Would you output the whole of the data exactly?

[Records from a data collection]
==================================================

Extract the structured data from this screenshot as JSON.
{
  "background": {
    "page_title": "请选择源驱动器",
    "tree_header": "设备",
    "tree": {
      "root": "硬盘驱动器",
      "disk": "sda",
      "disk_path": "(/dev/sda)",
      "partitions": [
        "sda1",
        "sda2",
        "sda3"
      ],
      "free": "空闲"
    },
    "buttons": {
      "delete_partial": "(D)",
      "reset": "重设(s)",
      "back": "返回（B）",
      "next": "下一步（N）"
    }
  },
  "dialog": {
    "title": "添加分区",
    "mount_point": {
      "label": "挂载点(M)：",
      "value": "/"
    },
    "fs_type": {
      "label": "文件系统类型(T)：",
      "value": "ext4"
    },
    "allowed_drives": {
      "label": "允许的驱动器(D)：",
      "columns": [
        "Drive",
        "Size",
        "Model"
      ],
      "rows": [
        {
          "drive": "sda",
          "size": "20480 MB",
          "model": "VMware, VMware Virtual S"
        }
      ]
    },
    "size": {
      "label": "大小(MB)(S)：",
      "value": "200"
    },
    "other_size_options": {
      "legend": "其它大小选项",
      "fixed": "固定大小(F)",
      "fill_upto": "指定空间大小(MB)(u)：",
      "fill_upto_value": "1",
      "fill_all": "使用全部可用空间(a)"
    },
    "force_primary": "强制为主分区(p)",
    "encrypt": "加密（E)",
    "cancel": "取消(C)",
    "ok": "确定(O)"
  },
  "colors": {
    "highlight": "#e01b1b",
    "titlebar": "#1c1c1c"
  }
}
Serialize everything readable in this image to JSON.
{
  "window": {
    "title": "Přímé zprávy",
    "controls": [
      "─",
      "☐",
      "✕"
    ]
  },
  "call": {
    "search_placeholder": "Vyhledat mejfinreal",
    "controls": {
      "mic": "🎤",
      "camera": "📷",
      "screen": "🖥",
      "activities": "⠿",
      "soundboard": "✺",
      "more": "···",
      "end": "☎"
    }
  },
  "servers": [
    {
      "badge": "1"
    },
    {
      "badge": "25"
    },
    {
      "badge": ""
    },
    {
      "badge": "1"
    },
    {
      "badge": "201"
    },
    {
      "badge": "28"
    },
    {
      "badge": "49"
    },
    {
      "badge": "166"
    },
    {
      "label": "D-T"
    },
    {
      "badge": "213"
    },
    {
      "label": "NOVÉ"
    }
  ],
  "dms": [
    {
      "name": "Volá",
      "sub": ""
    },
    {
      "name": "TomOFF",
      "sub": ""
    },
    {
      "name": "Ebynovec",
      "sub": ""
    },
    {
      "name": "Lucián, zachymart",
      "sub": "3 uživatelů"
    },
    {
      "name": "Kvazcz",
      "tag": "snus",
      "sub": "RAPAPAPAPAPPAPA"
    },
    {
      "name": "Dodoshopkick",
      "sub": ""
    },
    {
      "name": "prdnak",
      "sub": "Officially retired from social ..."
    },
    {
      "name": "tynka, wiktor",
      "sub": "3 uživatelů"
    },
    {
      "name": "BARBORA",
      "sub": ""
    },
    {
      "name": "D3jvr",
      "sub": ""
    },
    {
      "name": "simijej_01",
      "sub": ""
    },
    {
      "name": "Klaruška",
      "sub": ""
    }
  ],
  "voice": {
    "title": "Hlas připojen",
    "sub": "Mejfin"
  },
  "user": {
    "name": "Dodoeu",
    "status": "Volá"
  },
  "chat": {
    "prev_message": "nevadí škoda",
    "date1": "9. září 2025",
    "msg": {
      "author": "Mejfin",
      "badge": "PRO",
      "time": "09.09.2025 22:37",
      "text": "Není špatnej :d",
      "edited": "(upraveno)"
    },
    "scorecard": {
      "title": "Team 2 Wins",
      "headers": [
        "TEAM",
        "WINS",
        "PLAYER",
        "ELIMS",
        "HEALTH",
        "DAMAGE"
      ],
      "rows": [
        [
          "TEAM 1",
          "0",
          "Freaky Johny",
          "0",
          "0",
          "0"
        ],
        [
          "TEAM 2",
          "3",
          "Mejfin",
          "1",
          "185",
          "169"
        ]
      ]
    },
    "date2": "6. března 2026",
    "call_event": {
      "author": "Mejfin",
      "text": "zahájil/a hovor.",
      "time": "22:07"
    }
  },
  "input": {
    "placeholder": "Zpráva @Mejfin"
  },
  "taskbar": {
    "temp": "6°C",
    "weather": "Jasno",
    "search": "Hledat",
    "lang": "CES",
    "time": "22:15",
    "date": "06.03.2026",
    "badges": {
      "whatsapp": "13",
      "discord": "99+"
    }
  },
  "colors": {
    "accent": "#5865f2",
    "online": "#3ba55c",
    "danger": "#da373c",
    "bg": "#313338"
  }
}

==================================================

■ Written answer ■
Extract the structured data from this screenshot as JSON.
{
  "background": {
    "page_title": "请选择源驱动器",
    "tree_header": "设备",
    "tree": {
      "root": "硬盘驱动器",
      "disk": "sda",
      "disk_path": "(/dev/sda)",
      "partitions": [
        "sda1",
        "sda2",
        "sda3"
      ],
      "free": "空闲"
    },
    "buttons": {
      "delete_partial": "(D)",
      "reset": "重设(s)",
      "back": "返回（B）",
      "next": "下一步（N）"
    }
  },
  "dialog": {
    "title": "添加分区",
    "mount_point": {
      "label": "挂载点(M)：",
      "value": "/"
    },
    "fs_type": {
      "label": "文件系统类型(T)：",
      "value": "ext4"
    },
    "allowed_drives": {
      "label": "允许的驱动器(D)：",
      "columns": [
        "Drive",
        "Size",
        "Model"
      ],
      "rows": [
        {
          "drive": "sda",
          "size": "20480 MB",
          "model": "VMware, VMware Virtual S"
        }
      ]
    },
    "size": {
      "label": "大小(MB)(S)：",
      "value": "200"
    },
    "other_size_options": {
      "legend": "其它大小选项",
      "fixed": "固定大小(F)",
      "fill_upto": "指定空间大小(MB)(u)：",
      "fill_upto_value": "1",
      "fill_all": "使用全部可用空间(a)"
    },
    "force_primary": "强制为主分区(p)",
    "encrypt": "加密（E)",
    "cancel": "取消(C)",
    "ok": "确定(O)"
  },
  "colors": {
    "highlight": "#e01b1b",
    "titlebar": "#1c1c1c"
  }
}
Serialize everything readable in this image to JSON.
{
  "window": {
    "title": "Přímé zprávy",
    "controls": [
      "─",
      "☐",
      "✕"
    ]
  },
  "call": {
    "search_placeholder": "Vyhledat mejfinreal",
    "controls": {
      "mic": "🎤",
      "camera": "📷",
      "screen": "🖥",
      "activities": "⠿",
      "soundboard": "✺",
      "more": "···",
      "end": "☎"
    }
  },
  "servers": [
    {
      "badge": "1"
    },
    {
      "badge": "25"
    },
    {
      "badge": ""
    },
    {
      "badge": "1"
    },
    {
      "badge": "201"
    },
    {
      "badge": "28"
    },
    {
      "badge": "49"
    },
    {
      "badge": "166"
    },
    {
      "label": "D-T"
    },
    {
      "badge": "213"
    },
    {
      "label": "NOVÉ"
    }
  ],
  "dms": [
    {
      "name": "Volá",
      "sub": ""
    },
    {
      "name": "TomOFF",
      "sub": ""
    },
    {
      "name": "Ebynovec",
      "sub": ""
    },
    {
      "name": "Lucián, zachymart",
      "sub": "3 uživatelů"
    },
    {
      "name": "Kvazcz",
      "tag": "snus",
      "sub": "RAPAPAPAPAPPAPA"
    },
    {
      "name": "Dodoshopkick",
      "sub": ""
    },
    {
      "name": "prdnak",
      "sub": "Officially retired from social ..."
    },
    {
      "name": "tynka, wiktor",
      "sub": "3 uživatelů"
    },
    {
      "name": "BARBORA",
      "sub": ""
    },
    {
      "name": "D3jvr",
      "sub": ""
    },
    {
      "name": "simijej_01",
      "sub": ""
    },
    {
      "name": "Klaruška",
      "sub": ""
    }
  ],
  "voice": {
    "title": "Hlas připojen",
    "sub": "Mejfin"
  },
  "user": {
    "name": "Dodoeu",
    "status": "Volá"
  },
  "chat": {
    "prev_message": "nevadí škoda",
    "date1": "9. září 2025",
    "msg": {
      "author": "Mejfin",
      "badge": "PRO",
      "time": "09.09.2025 22:37",
      "text": "Není špatnej :d",
      "edited": "(upraveno)"
    },
    "scorecard": {
      "title": "Team 2 Wins",
      "headers": [
        "TEAM",
        "WINS",
        "PLAYER",
        "ELIMS",
        "HEALTH",
        "DAMAGE"
      ],
      "rows": [
        [
          "TEAM 1",
          "0",
          "Freaky Johny",
          "0",
          "0",
          "0"
        ],
        [
          "TEAM 2",
          "3",
          "Mejfin",
          "1",
          "185",
          "169"
        ]
      ]
    },
    "date2": "6. března 2026",
    "call_event": {
      "author": "Mejfin",
      "text": "zahájil/a hovor.",
      "time": "22:07"
    }
  },
  "input": {
    "placeholder": "Zpráva @Mejfin"
  },
  "taskbar": {
    "temp": "6°C",
    "weather": "Jasno",
    "search": "Hledat",
    "lang": "CES",
    "time": "22:15",
    "date": "06.03.2026",
    "badges": {
      "whatsapp": "13",
      "discord": "99+"
    }
  },
  "colors": {
    "accent": "#5865f2",
    "online": "#3ba55c",
    "danger": "#da373c",
    "bg": "#313338"
  }
}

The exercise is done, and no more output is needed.